Seabird biologist Bill Montevecchi has spent three decades studying common murres, or turrs as they’re known locally. In studying the turrs, he must look at what they eat: caplin.
In that time, he’s noticed a worrisome trend.
Since the caplin collapse of the early 1990s, they’ve gotten progressively smaller – they’re lighter, and a little bit longer. They’re also spawning later.
“Their condition is poorer, and it’s gotten progressively poorer over the past three decades,” he said.
It’s had an effect on turr chicks; Montevecchi said the chicks have also shown a decline in their condition over the past three decades.
“It’s a signal that the caplin isn’t getting any better." -Bill Montevecchi
“It’s a signal about what’s happening in the ocean, it’s a signal about what’s happening on the planet, and anybody who’s not concerned about caplin would not be concerned about the fishery that drives the economy of our province.
“And anybody who would not be concerned about a seabird – which is really a large marine animal that’s an expert at getting food out of the ocean – when they’re not faring well, that’s something we really have to worry about because we’re on the same planet and we’re in the same circumstances.
“These effects of climate change – what the birds are providing, essentially, are signals of radical changes in the ocean – and those radical changes in the ocean are going to affect the fishery. But the planet’s 70 per cent water, so when the ocean climate is changing, the climate on the planet is changing, and these are just signals.”
Montevecchi’s research at Funk Island shows the condition of caplin brought back to chicks by adult turrs was in a steady decline from 1990 to 2017.

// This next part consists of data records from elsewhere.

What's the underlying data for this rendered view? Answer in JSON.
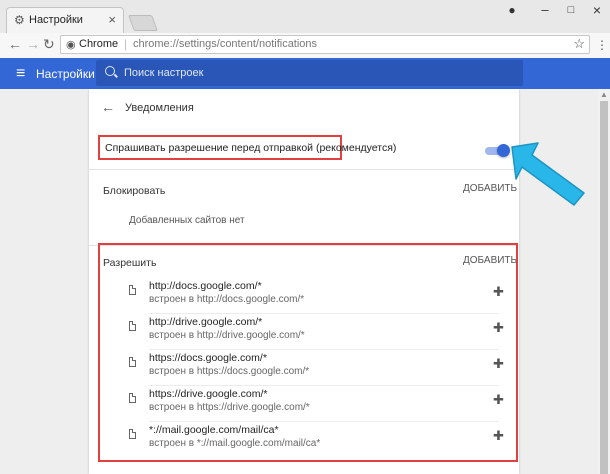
{
  "browser": {
    "tab_title": "Настройки",
    "tab_icon": "gear-icon",
    "tab_close": "×",
    "omnibox_chrome": "Chrome",
    "omnibox_url": "chrome://settings/content/notifications",
    "window_buttons": {
      "minimize": "–",
      "maximize": "□",
      "close": "×"
    }
  },
  "header": {
    "title": "Настройки",
    "search_placeholder": "Поиск настроек",
    "color": "#3367d6"
  },
  "page": {
    "title": "Уведомления",
    "ask_label": "Спрашивать разрешение перед отправкой (рекомендуется)",
    "ask_enabled": true,
    "block": {
      "label": "Блокировать",
      "add_label": "ДОБАВИТЬ",
      "empty_text": "Добавленных сайтов нет"
    },
    "allow": {
      "label": "Разрешить",
      "add_label": "ДОБАВИТЬ",
      "sites": [
        {
          "url": "http://docs.google.com/*",
          "embedded": "встроен в http://docs.google.com/*"
        },
        {
          "url": "http://drive.google.com/*",
          "embedded": "встроен в http://drive.google.com/*"
        },
        {
          "url": "https://docs.google.com/*",
          "embedded": "встроен в https://docs.google.com/*"
        },
        {
          "url": "https://drive.google.com/*",
          "embedded": "встроен в https://drive.google.com/*"
        },
        {
          "url": "*://mail.google.com/mail/ca*",
          "embedded": "встроен в *://mail.google.com/mail/ca*"
        }
      ]
    }
  },
  "annotation": {
    "arrow_color": "#29b6e8",
    "highlight_color": "#e04040"
  }
}
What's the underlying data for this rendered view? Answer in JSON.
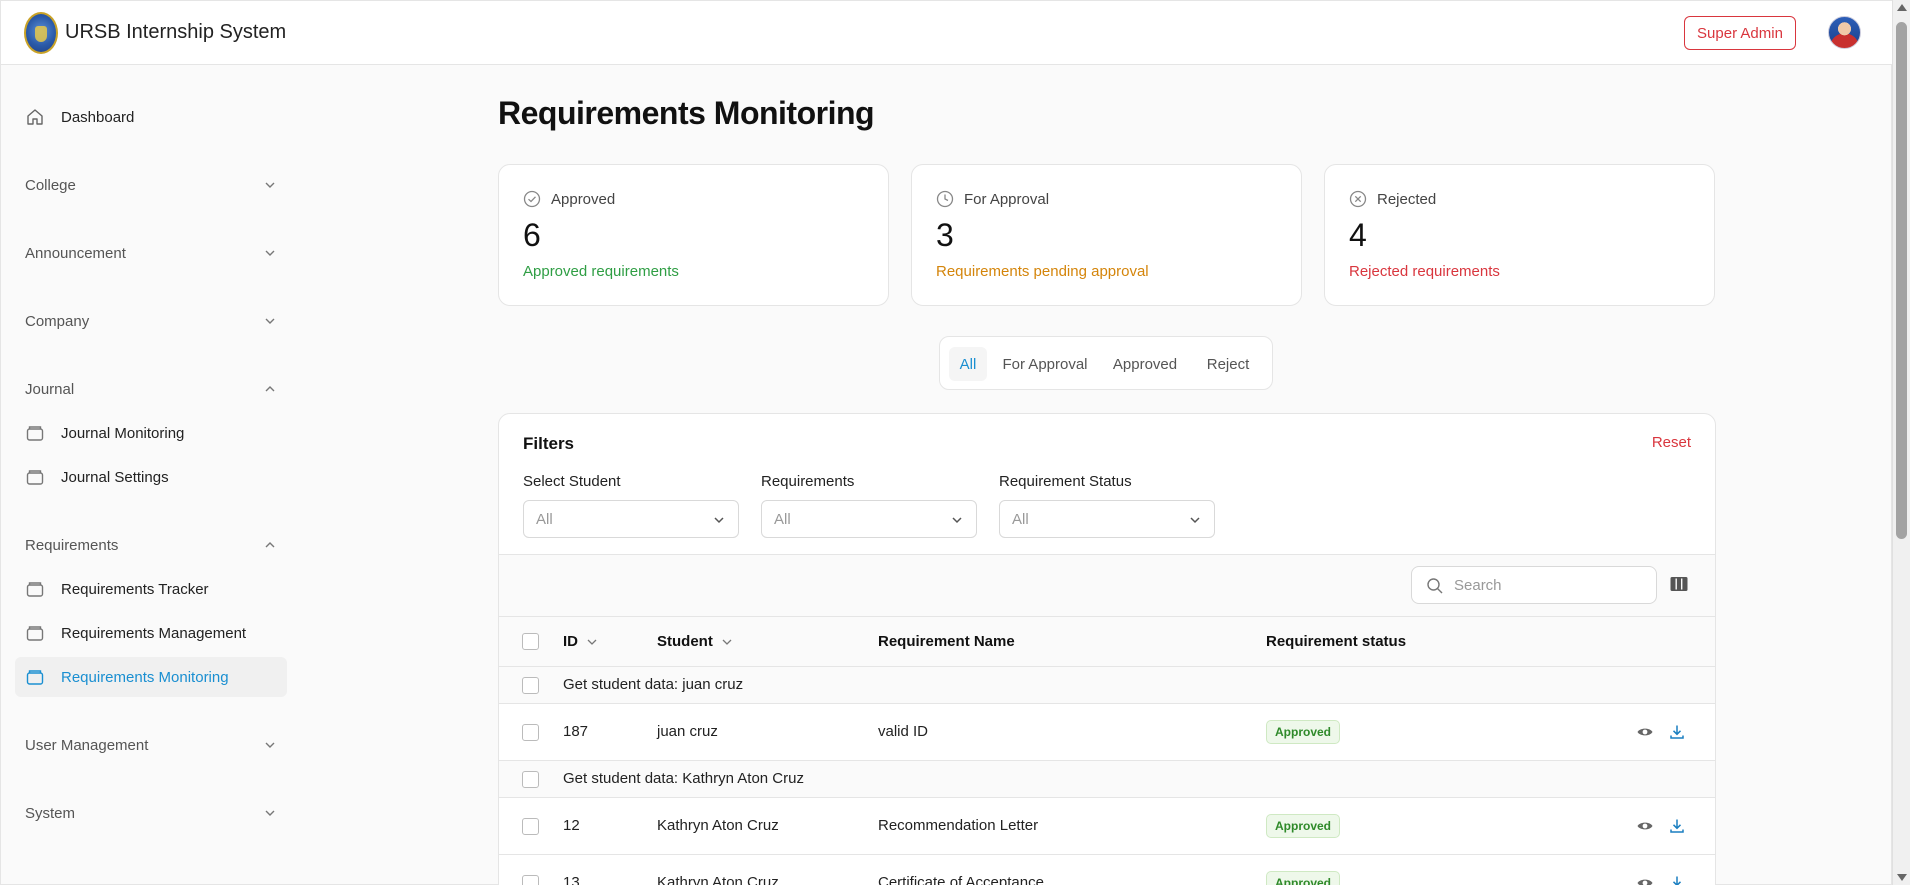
{
  "header": {
    "app_title": "URSB Internship System",
    "role_button": "Super Admin"
  },
  "sidebar": {
    "dashboard": "Dashboard",
    "college": "College",
    "announcement": "Announcement",
    "company": "Company",
    "journal": "Journal",
    "journal_monitoring": "Journal Monitoring",
    "journal_settings": "Journal Settings",
    "requirements": "Requirements",
    "requirements_tracker": "Requirements Tracker",
    "requirements_management": "Requirements Management",
    "requirements_monitoring": "Requirements Monitoring",
    "user_management": "User Management",
    "system": "System"
  },
  "page": {
    "title": "Requirements Monitoring"
  },
  "stats": {
    "approved": {
      "label": "Approved",
      "value": "6",
      "desc": "Approved requirements",
      "color": "#2f9e44"
    },
    "for_approval": {
      "label": "For Approval",
      "value": "3",
      "desc": "Requirements pending approval",
      "color": "#d4850b"
    },
    "rejected": {
      "label": "Rejected",
      "value": "4",
      "desc": "Rejected requirements",
      "color": "#d9363e"
    }
  },
  "tabs": {
    "all": "All",
    "for_approval": "For Approval",
    "approved": "Approved",
    "reject": "Reject"
  },
  "filters": {
    "title": "Filters",
    "reset": "Reset",
    "student_label": "Select Student",
    "student_value": "All",
    "requirements_label": "Requirements",
    "requirements_value": "All",
    "status_label": "Requirement Status",
    "status_value": "All"
  },
  "table": {
    "search_placeholder": "Search",
    "headers": {
      "id": "ID",
      "student": "Student",
      "requirement_name": "Requirement Name",
      "requirement_status": "Requirement status"
    },
    "groups": [
      {
        "title": "Get student data: juan cruz"
      },
      {
        "title": "Get student data: Kathryn Aton Cruz"
      }
    ],
    "rows": [
      {
        "id": "187",
        "student": "juan cruz",
        "requirement": "valid ID",
        "status": "Approved"
      },
      {
        "id": "12",
        "student": "Kathryn Aton Cruz",
        "requirement": "Recommendation Letter",
        "status": "Approved"
      },
      {
        "id": "13",
        "student": "Kathryn Aton Cruz",
        "requirement": "Certificate of Acceptance",
        "status": "Approved"
      }
    ]
  }
}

What resulted was a decline in offspring condition, including a reduction in mass and wing length. As well, adult turrs had to look farther and work harder to catch the fish.
Parental murres doubled their foraging distances from the Funk Island colony in 2016 over distances travelled in 2014 – flying, on average, an extra 28.7 kilometres to find food.

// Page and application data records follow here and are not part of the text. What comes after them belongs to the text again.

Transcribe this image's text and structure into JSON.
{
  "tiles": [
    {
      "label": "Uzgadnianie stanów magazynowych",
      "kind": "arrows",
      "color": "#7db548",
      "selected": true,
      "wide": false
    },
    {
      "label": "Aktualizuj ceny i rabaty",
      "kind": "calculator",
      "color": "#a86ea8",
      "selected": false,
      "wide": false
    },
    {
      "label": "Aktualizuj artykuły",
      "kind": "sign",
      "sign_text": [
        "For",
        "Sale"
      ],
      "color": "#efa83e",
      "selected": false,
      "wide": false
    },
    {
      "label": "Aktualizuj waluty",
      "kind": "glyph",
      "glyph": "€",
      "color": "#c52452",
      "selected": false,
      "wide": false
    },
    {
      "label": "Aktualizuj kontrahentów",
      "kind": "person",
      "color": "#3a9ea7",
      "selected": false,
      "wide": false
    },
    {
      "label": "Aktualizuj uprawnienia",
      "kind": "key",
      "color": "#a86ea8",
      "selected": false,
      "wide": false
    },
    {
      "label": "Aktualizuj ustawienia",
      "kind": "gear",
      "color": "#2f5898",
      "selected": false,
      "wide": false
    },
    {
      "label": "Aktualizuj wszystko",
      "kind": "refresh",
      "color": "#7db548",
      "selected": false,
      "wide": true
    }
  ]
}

Yet turr populations at Funk Island aren’t decreasing.
Montevecchi attributes that contradiction to better turr hunt regulations, changes to fishing techniques that mean the birds aren’t drowning in gillnets, and stricter regulations resulting in fewer oiled birds.

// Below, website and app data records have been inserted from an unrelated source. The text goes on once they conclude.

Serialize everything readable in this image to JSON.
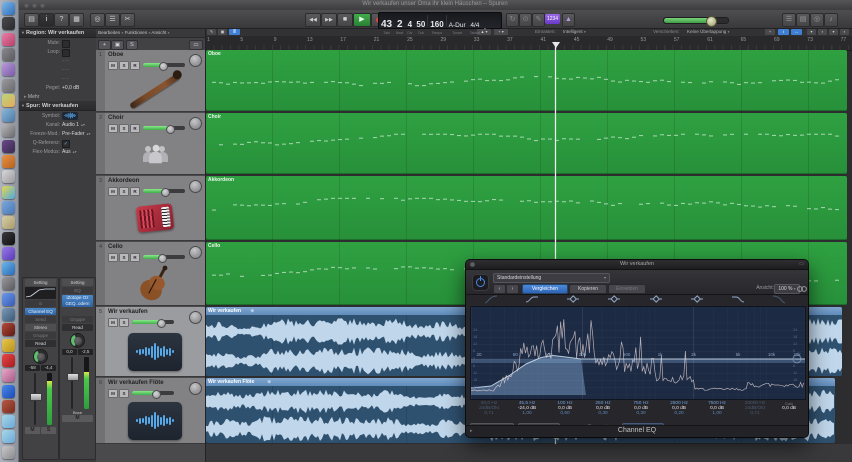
{
  "window": {
    "title": "Wir verkaufen unser Oma ihr klein Häuschen – Spuren"
  },
  "icons": {
    "library": "▤",
    "inspector": "i",
    "quick_help": "?",
    "toolbar_toggle": "▦",
    "smart_controls": "◎",
    "mixer": "☰",
    "editors": "✂",
    "rewind": "◀◀",
    "forward": "▶▶",
    "stop": "■",
    "play": "▶",
    "cycle": "↻",
    "autopunch": "⊙",
    "replace": "✎",
    "metronome": "▲",
    "list_editor": "☰",
    "note_pad": "▤",
    "loop_browser": "◎",
    "media_browser": "♪",
    "pencil_tool": "✎",
    "catch": "▣",
    "midi_in": "≣",
    "pointer_tool": "▲",
    "plus_tool": "+",
    "crosshair": "+",
    "ibeam": "I",
    "hscroll": "↔"
  },
  "transport": {
    "bar": "43",
    "beat": "2",
    "division": "4",
    "tick": "50",
    "tempo": "160",
    "key": "A-Dur",
    "timesig": "4/4",
    "labels": {
      "bar": "Takt",
      "beat": "Beat",
      "division": "Div",
      "tick": "Tick",
      "tempo": "Tempo",
      "key": "Tonart",
      "timesig": "Taktart"
    },
    "countin_badge": "1234"
  },
  "snap": {
    "einrasten_label": "Einrasten:",
    "einrasten_value": "Intelligent",
    "verschieben_label": "Verschieben:",
    "verschieben_value": "Keine Überlappung"
  },
  "menus": {
    "bearbeiten": "Bearbeiten",
    "funktionen": "Funktionen",
    "ansicht": "Ansicht"
  },
  "inspector": {
    "region_header": "Region: Wir verkaufen",
    "track_header": "Spur: Wir verkaufen",
    "region_rows": [
      {
        "label": "Mute:",
        "type": "check",
        "value": ""
      },
      {
        "label": "Loop:",
        "type": "check",
        "value": ""
      },
      {
        "label": "",
        "type": "dash",
        "value": "– –"
      },
      {
        "label": "",
        "type": "dash",
        "value": "– –"
      },
      {
        "label": "",
        "type": "dash",
        "value": "– –"
      },
      {
        "label": "Pegel:",
        "type": "text",
        "value": "+0,0 dB"
      },
      {
        "label": "",
        "type": "disclosure",
        "value": "Mehr"
      }
    ],
    "track_rows": [
      {
        "label": "Symbol:",
        "type": "icon",
        "value": ""
      },
      {
        "label": "Kanal:",
        "type": "select",
        "value": "Audio 1"
      },
      {
        "label": "Freeze-Mod.:",
        "type": "select",
        "value": "Pre-Fader"
      },
      {
        "label": "Q-Referenz:",
        "type": "checkon",
        "value": "✓"
      },
      {
        "label": "Flex-Modus:",
        "type": "select",
        "value": "Aus"
      }
    ]
  },
  "strips": {
    "left": {
      "setting": "Setting",
      "insert": "Channel EQ",
      "send": "Send",
      "output": "Stereo",
      "group": "Gruppe",
      "automation": "Read",
      "vals": [
        "-58",
        "-4,4"
      ],
      "ms": [
        "M",
        "S"
      ],
      "meter": 0.84
    },
    "right": {
      "setting": "Setting",
      "eq": "EQ",
      "insert_lines": [
        "iZotope Oz",
        "GEQ..odern"
      ],
      "group": "Gruppe",
      "automation": "Read",
      "vals": [
        "0,0",
        "-2,5"
      ],
      "name": "Bnce",
      "ms": [
        "M"
      ],
      "meter": 0.72
    }
  },
  "tracks": {
    "list": [
      {
        "num": "1",
        "name": "Oboe",
        "icon": "bassoon",
        "buttons": [
          "M",
          "S",
          "R"
        ],
        "vol": 0.45,
        "selected": false
      },
      {
        "num": "2",
        "name": "Choir",
        "icon": "choir",
        "buttons": [
          "M",
          "S",
          "R"
        ],
        "vol": 0.62,
        "selected": false
      },
      {
        "num": "3",
        "name": "Akkordeon",
        "icon": "accordion",
        "buttons": [
          "M",
          "S",
          "R"
        ],
        "vol": 0.5,
        "selected": false
      },
      {
        "num": "4",
        "name": "Cello",
        "icon": "cello",
        "buttons": [
          "M",
          "S",
          "R"
        ],
        "vol": 0.42,
        "selected": false
      },
      {
        "num": "5",
        "name": "Wir verkaufen",
        "icon": "waveform",
        "buttons": [
          "M",
          "S"
        ],
        "vol": 0.66,
        "selected": true
      },
      {
        "num": "6",
        "name": "Wir verkaufen Flöte",
        "icon": "waveform",
        "buttons": [
          "M",
          "S"
        ],
        "vol": 0.55,
        "selected": false
      }
    ]
  },
  "arrange": {
    "ruler": [
      "1",
      "5",
      "9",
      "13",
      "17",
      "21",
      "25",
      "29",
      "33",
      "37",
      "41",
      "45",
      "49",
      "53",
      "57",
      "61",
      "65",
      "69",
      "73",
      "77"
    ],
    "regions": [
      {
        "name": "Oboe",
        "type": "midi"
      },
      {
        "name": "Choir",
        "type": "midi"
      },
      {
        "name": "Akkordeon",
        "type": "midi"
      },
      {
        "name": "Cello",
        "type": "midi"
      },
      {
        "name": "Wir verkaufen",
        "type": "audio"
      },
      {
        "name": "Wir verkaufen Flöte",
        "type": "audio"
      }
    ]
  },
  "plugin": {
    "titlebar": "Wir verkaufen",
    "preset": "Standardeinstellung",
    "compare": "Vergleichen",
    "copy": "Kopieren",
    "paste": "Einsetzen",
    "view_label": "Ansicht:",
    "view_value": "100 %",
    "bands": [
      {
        "freq": "20,0 Hz",
        "gain": "24dB/Okt",
        "q": "0,71",
        "dim": true,
        "icon": "lowcut"
      },
      {
        "freq": "45,5 Hz",
        "gain": "-24,0 dB",
        "q": "1,00",
        "dim": false,
        "icon": "lowshelf"
      },
      {
        "freq": "100 Hz",
        "gain": "0,0 dB",
        "q": "0,60",
        "dim": false,
        "icon": "bell"
      },
      {
        "freq": "250 Hz",
        "gain": "0,0 dB",
        "q": "0,30",
        "dim": false,
        "icon": "bell"
      },
      {
        "freq": "750 Hz",
        "gain": "0,0 dB",
        "q": "0,30",
        "dim": false,
        "icon": "bell"
      },
      {
        "freq": "2500 Hz",
        "gain": "0,0 dB",
        "q": "0,20",
        "dim": false,
        "icon": "bell"
      },
      {
        "freq": "7500 Hz",
        "gain": "0,0 dB",
        "q": "1,00",
        "dim": false,
        "icon": "highshelf"
      },
      {
        "freq": "20000 Hz",
        "gain": "24dB/Okt",
        "q": "0,71",
        "dim": true,
        "icon": "highcut"
      }
    ],
    "gain_label": "Gain",
    "master_gain": "0,0 dB",
    "footer": {
      "analyzer": "Analyzer",
      "analyzer_mode": "Post",
      "qcouple": "Q-Couple",
      "processing_label": "Processing:",
      "processing_value": "Stereo"
    },
    "bottom_title": "Channel EQ",
    "graph": {
      "freq_labels": [
        "20",
        "50",
        "100",
        "200",
        "500",
        "1k",
        "2k",
        "5k",
        "10k",
        "20k"
      ],
      "db_labels": [
        "24",
        "18",
        "12",
        "6",
        "0",
        "6",
        "12",
        "18",
        "24"
      ]
    }
  },
  "dock": {
    "icons": [
      {
        "name": "finder",
        "c1": "#7db6e8",
        "c2": "#2f6fb8"
      },
      {
        "name": "launchpad",
        "c1": "#4a4a4e",
        "c2": "#2a2a2e"
      },
      {
        "name": "photo-booth",
        "c1": "#e87fa8",
        "c2": "#b83f68"
      },
      {
        "name": "disk-utility",
        "c1": "#8a8a8e",
        "c2": "#5a5a5e"
      },
      {
        "name": "itunes",
        "c1": "#b89ad8",
        "c2": "#7a5aa8"
      },
      {
        "name": "automator",
        "c1": "#9a9a9e",
        "c2": "#6a6a6e"
      },
      {
        "name": "photos",
        "c1": "#b8d87a",
        "c2": "#e8a85a"
      },
      {
        "name": "preview",
        "c1": "#8ab6d8",
        "c2": "#4a7aa8"
      },
      {
        "name": "chess",
        "c1": "#b8b8ba",
        "c2": "#6a6a6c"
      },
      {
        "name": "imovie",
        "c1": "#6a4a8a",
        "c2": "#3a2a4e"
      },
      {
        "name": "vlc",
        "c1": "#e8924a",
        "c2": "#b8601a"
      },
      {
        "name": "utility",
        "c1": "#d8d8da",
        "c2": "#9a9a9c"
      },
      {
        "name": "color-sync",
        "c1": "#e8d84a",
        "c2": "#4aa8e8"
      },
      {
        "name": "folder-blue",
        "c1": "#7aa8d8",
        "c2": "#4a78b8"
      },
      {
        "name": "textedit",
        "c1": "#d8cfa8",
        "c2": "#a89a6a"
      },
      {
        "name": "disc",
        "c1": "#3a3a3e",
        "c2": "#111114"
      },
      {
        "name": "final-cut",
        "c1": "#9a7ae8",
        "c2": "#5a3ab8"
      },
      {
        "name": "safari",
        "c1": "#6ab6e8",
        "c2": "#2a6ab8"
      },
      {
        "name": "font-book",
        "c1": "#9a9a9e",
        "c2": "#5a5a5e"
      },
      {
        "name": "app-store",
        "c1": "#6a9ae8",
        "c2": "#3a5ab8"
      },
      {
        "name": "tools",
        "c1": "#7a9ab8",
        "c2": "#3a5a78"
      },
      {
        "name": "console",
        "c1": "#b84a3a",
        "c2": "#5a1a14"
      },
      {
        "name": "coin",
        "c1": "#e8c84a",
        "c2": "#b8901a"
      },
      {
        "name": "no-entry",
        "c1": "#e84a4a",
        "c2": "#a81a1a"
      },
      {
        "name": "paint",
        "c1": "#e8a8c8",
        "c2": "#a85a88"
      },
      {
        "name": "internet",
        "c1": "#4a8ae8",
        "c2": "#1a4ab8"
      },
      {
        "name": "red-app",
        "c1": "#b85a4a",
        "c2": "#7a2a1a"
      },
      {
        "name": "folder-1",
        "c1": "#a8d8e8",
        "c2": "#6aa8d8"
      },
      {
        "name": "folder-2",
        "c1": "#a8d8e8",
        "c2": "#6aa8d8"
      },
      {
        "name": "trash",
        "c1": "#c8c8ca",
        "c2": "#8a8a8e"
      }
    ]
  },
  "colors": {
    "accent_blue": "#3f7fd4",
    "region_green": "#2fa141",
    "audio_blue": "#2f5170",
    "play_green": "#3fae4a",
    "record_red": "#e04438",
    "countin_purple": "#8a5ad4"
  }
}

“It’s not all sunshine and roses,” he said.
“For birds like murres, gannets and puffins, things seem pretty good, but when you look at other species, like the storm petrels, things don’t seem so good at all. But the populations for those (other) birds are going up even though food supply is not looking great, and in the long run that doesn’t mean that things will be great.”
Montevecchi will have a paper on this research published in the journal Marine Ecology Progress Series this year.